Is it cheaper, or at least comparable to, renting? Add up monthly mortgage costs, taxes and other expenses on a home you're considering buying. If it ends up costing a lot more than you could rent something comparable for, there's a good chance you'll be better off continuing to rent and investing that extra cash. Don't forget to factor in the mortgage interest tax deduction.
Will you be staying there long enough to justify the expenditure of funds on closing costs and then commissions when you sell?
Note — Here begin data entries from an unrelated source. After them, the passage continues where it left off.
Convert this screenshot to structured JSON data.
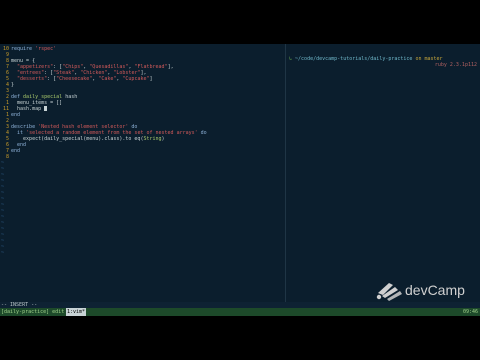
{
  "editor": {
    "lines": [
      {
        "n": "10",
        "parts": [
          [
            "kw",
            "require "
          ],
          [
            "str",
            "'rspec'"
          ]
        ]
      },
      {
        "n": "9",
        "parts": []
      },
      {
        "n": "8",
        "parts": [
          [
            "pl",
            "menu = {"
          ]
        ]
      },
      {
        "n": "7",
        "parts": [
          [
            "sym",
            "  \"appetizers\""
          ],
          [
            "pl",
            ": ["
          ],
          [
            "str",
            "\"Chips\""
          ],
          [
            "pl",
            ", "
          ],
          [
            "str",
            "\"Quesadillas\""
          ],
          [
            "pl",
            ", "
          ],
          [
            "str",
            "\"Flatbread\""
          ],
          [
            "pl",
            "],"
          ]
        ]
      },
      {
        "n": "6",
        "parts": [
          [
            "sym",
            "  \"entrees\""
          ],
          [
            "pl",
            ": ["
          ],
          [
            "str",
            "\"Steak\""
          ],
          [
            "pl",
            ", "
          ],
          [
            "str",
            "\"Chicken\""
          ],
          [
            "pl",
            ", "
          ],
          [
            "str",
            "\"Lobster\""
          ],
          [
            "pl",
            "],"
          ]
        ]
      },
      {
        "n": "5",
        "parts": [
          [
            "sym",
            "  \"desserts\""
          ],
          [
            "pl",
            ": ["
          ],
          [
            "str",
            "\"Cheesecake\""
          ],
          [
            "pl",
            ", "
          ],
          [
            "str",
            "\"Cake\""
          ],
          [
            "pl",
            ", "
          ],
          [
            "str",
            "\"Cupcake\""
          ],
          [
            "pl",
            "]"
          ]
        ]
      },
      {
        "n": "4",
        "parts": [
          [
            "pl",
            "}"
          ]
        ]
      },
      {
        "n": "3",
        "parts": []
      },
      {
        "n": "2",
        "parts": [
          [
            "kw",
            "def "
          ],
          [
            "cls",
            "daily_special"
          ],
          [
            "pl",
            " hash"
          ]
        ]
      },
      {
        "n": "1",
        "parts": [
          [
            "pl",
            "  menu_items = []"
          ]
        ]
      },
      {
        "n": "11",
        "parts": [
          [
            "pl",
            "  hash.map "
          ]
        ],
        "cursor": true
      },
      {
        "n": "1",
        "parts": [
          [
            "kw",
            "end"
          ]
        ]
      },
      {
        "n": "2",
        "parts": []
      },
      {
        "n": "3",
        "parts": [
          [
            "kw",
            "describe "
          ],
          [
            "str",
            "'Nested hash element selector'"
          ],
          [
            "kw",
            " do"
          ]
        ]
      },
      {
        "n": "4",
        "parts": [
          [
            "kw",
            "  it "
          ],
          [
            "str",
            "'selected a random element from the set of nested arrays'"
          ],
          [
            "kw",
            " do"
          ]
        ]
      },
      {
        "n": "5",
        "parts": [
          [
            "pl",
            "    expect(daily_special(menu).class).to eq("
          ],
          [
            "cls",
            "String"
          ],
          [
            "pl",
            ")"
          ]
        ]
      },
      {
        "n": "6",
        "parts": [
          [
            "kw",
            "  end"
          ]
        ]
      },
      {
        "n": "7",
        "parts": [
          [
            "kw",
            "end"
          ]
        ]
      },
      {
        "n": "8",
        "parts": []
      }
    ],
    "tilde_count": 16
  },
  "terminal": {
    "arrow": "↳",
    "path": "~/code/devcamp-tutorials/daily-practice",
    "branch_text": " on master",
    "ruby": "ruby 2.3.1p112"
  },
  "status": {
    "mode": "-- INSERT --"
  },
  "tmux": {
    "session": "[daily-practice] edit",
    "window": "1:vim*",
    "clock": "09:46"
  },
  "logo": {
    "text": "devCamp"
  },
  "colors": {
    "background": "#0b1e2d",
    "line_number": "#c89b2a",
    "string": "#d35a5a",
    "keyword": "#8fb3d9",
    "tmux_bar": "#1d4a2a"
  }
}
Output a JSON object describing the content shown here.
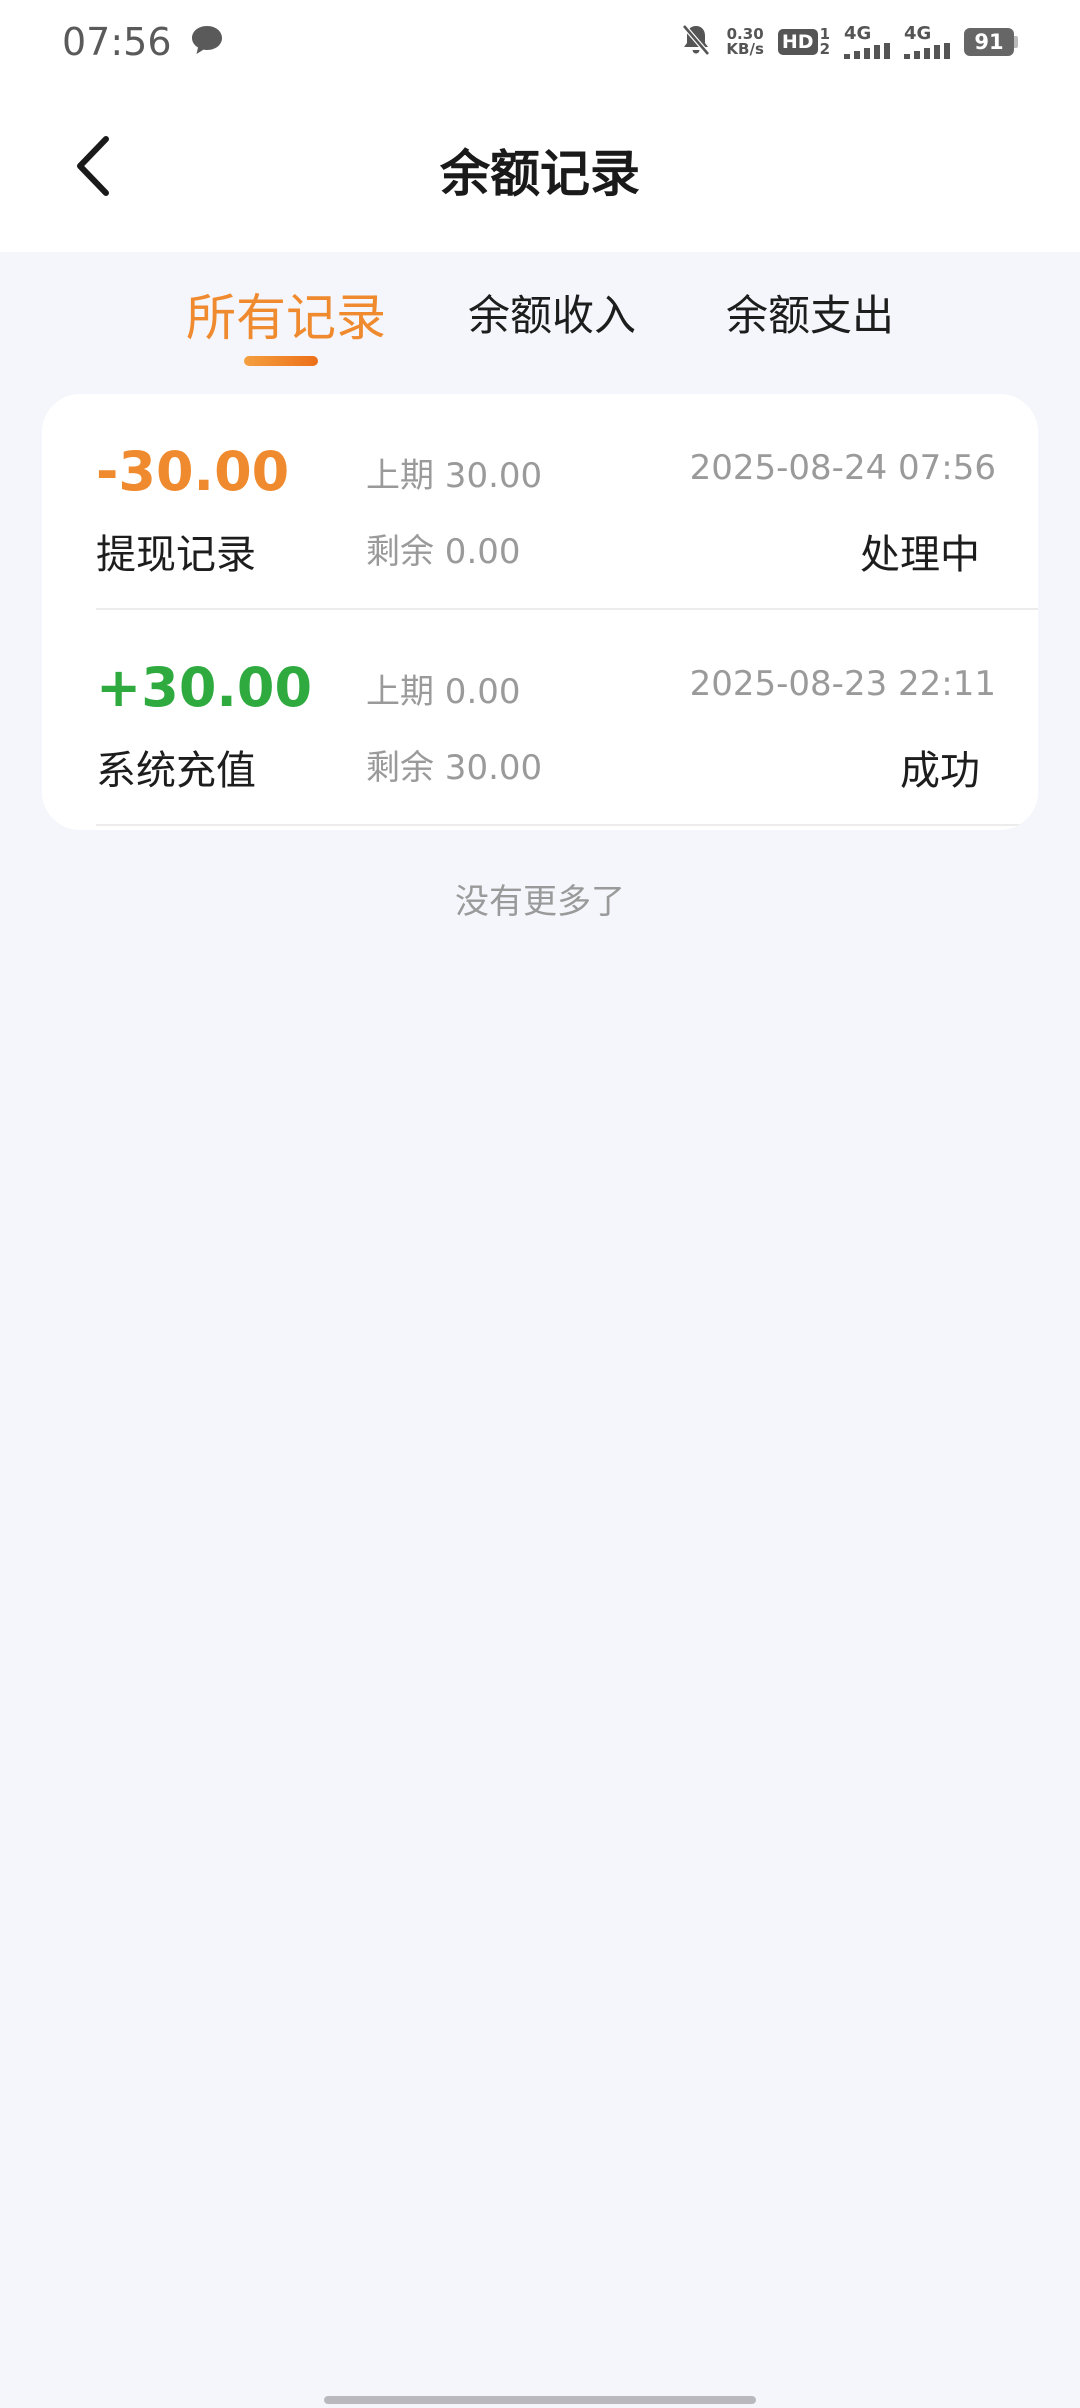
{
  "status_bar": {
    "time": "07:56",
    "net_speed_value": "0.30",
    "net_speed_unit": "KB/s",
    "hd_label": "HD",
    "hd_sub_top": "1",
    "hd_sub_bottom": "2",
    "signal1_label": "4G",
    "signal2_label": "4G",
    "battery": "91",
    "icons": [
      "message-icon",
      "bell-muted-icon",
      "hd-icon",
      "signal-icon",
      "battery-icon"
    ]
  },
  "header": {
    "title": "余额记录",
    "back_icon": "chevron-left-icon"
  },
  "tabs": [
    {
      "label": "所有记录",
      "active": true
    },
    {
      "label": "余额收入",
      "active": false
    },
    {
      "label": "余额支出",
      "active": false
    }
  ],
  "records": [
    {
      "amount": "-30.00",
      "type": "提现记录",
      "prev": "上期 30.00",
      "remain": "剩余 0.00",
      "date": "2025-08-24 07:56",
      "status": "处理中"
    },
    {
      "amount": "+30.00",
      "type": "系统充值",
      "prev": "上期 0.00",
      "remain": "剩余 30.00",
      "date": "2025-08-23 22:11",
      "status": "成功"
    }
  ],
  "footer_text": "没有更多了",
  "colors": {
    "accent": "#ef8a2e",
    "positive": "#2eaa3f",
    "background": "#f5f6fb"
  }
}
Homeownership is a wonderful thing, but it's not the free lunch that it was sold as in recent years.